Microlending is the practice of providing small loans to low-income people to start small businesses. Grameen Bank, founded in Bangladesh in 1983, was a pioneer in microfinance, generally providing small loans to the rural poor. While the practice has become extremely popular globally, microfinance has only recently joined the arsenal of financing options for small business owners and would-be entrepreneurs in the U.S.
Microlending in the United States got an official boost in 2009, with the passage of American Recovery and Reinvestment Act. Through ARRA, the Small Business Administration received $54 million specifically for its Microloan Program, which distributes loans under $50,000. We have recently added the locations of organizations participating in the Microloan Program to PolicyMap.
SBA Microloans are distributed through a handful of nonprofit intermediaries who have experience in lending and technical assistance to small businesses. According to the SBA, microloans can be used for working capital, inventory, supplies, furniture, fixtures, machinery or equipment needed for a small business. The average SBA microloan is for $13,000 and interest rates are typically between 8 and 13 percent. Not all microlending that takes place in the U.S. is funded through the SBA, however. Participating intermediaries may operate their own loan funds, and organizations such as Kiva rely on crowd-funding mechanisms for seed money and do not need to conform to SBA’s loan regulations.

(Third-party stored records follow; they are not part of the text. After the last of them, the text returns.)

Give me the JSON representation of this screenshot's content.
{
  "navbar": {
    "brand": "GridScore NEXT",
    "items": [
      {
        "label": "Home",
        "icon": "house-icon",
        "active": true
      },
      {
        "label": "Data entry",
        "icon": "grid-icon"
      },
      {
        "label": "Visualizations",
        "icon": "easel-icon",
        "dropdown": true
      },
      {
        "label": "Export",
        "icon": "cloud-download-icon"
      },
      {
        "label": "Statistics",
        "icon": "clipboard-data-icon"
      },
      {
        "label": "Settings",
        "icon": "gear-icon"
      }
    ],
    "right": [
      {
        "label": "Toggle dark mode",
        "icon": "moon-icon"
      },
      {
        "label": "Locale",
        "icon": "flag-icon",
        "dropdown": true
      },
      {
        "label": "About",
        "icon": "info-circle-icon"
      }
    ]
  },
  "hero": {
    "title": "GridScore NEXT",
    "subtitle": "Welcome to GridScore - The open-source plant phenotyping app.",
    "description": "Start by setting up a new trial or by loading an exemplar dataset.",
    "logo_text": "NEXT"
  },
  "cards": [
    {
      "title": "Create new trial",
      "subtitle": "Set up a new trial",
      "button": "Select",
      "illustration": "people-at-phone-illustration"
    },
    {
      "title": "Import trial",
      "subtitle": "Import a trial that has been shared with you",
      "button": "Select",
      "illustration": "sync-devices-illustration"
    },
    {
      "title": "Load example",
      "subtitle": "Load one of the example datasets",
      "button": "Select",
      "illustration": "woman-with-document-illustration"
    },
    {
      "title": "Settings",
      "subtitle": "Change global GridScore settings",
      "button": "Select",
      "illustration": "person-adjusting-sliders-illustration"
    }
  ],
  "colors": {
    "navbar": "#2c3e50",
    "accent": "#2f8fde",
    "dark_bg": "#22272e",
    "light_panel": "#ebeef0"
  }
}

SBA microlenders are located throughout the country. Many of them provide financing to entrepreneurs for whom traditional bank financing is not an option, especially in areas where business startup costs are prohibitively high. The map below shows the percent of “young” businesses – those that have been in operation for less than one year – and the locations of SBA microlenders in the Bay Area. While some areas have a relatively high number of startup firms, Oakland, San Jose, and parts of San Francisco have relatively few compared to all businesses.
The microfinance institutions located in these areas help local low- and moderate-income people access capital and build good credit history, with more favorable loan rates than a typical credit card. You can find locations of SBA intermediary microloan providers on PolicyMap in the Lending tab.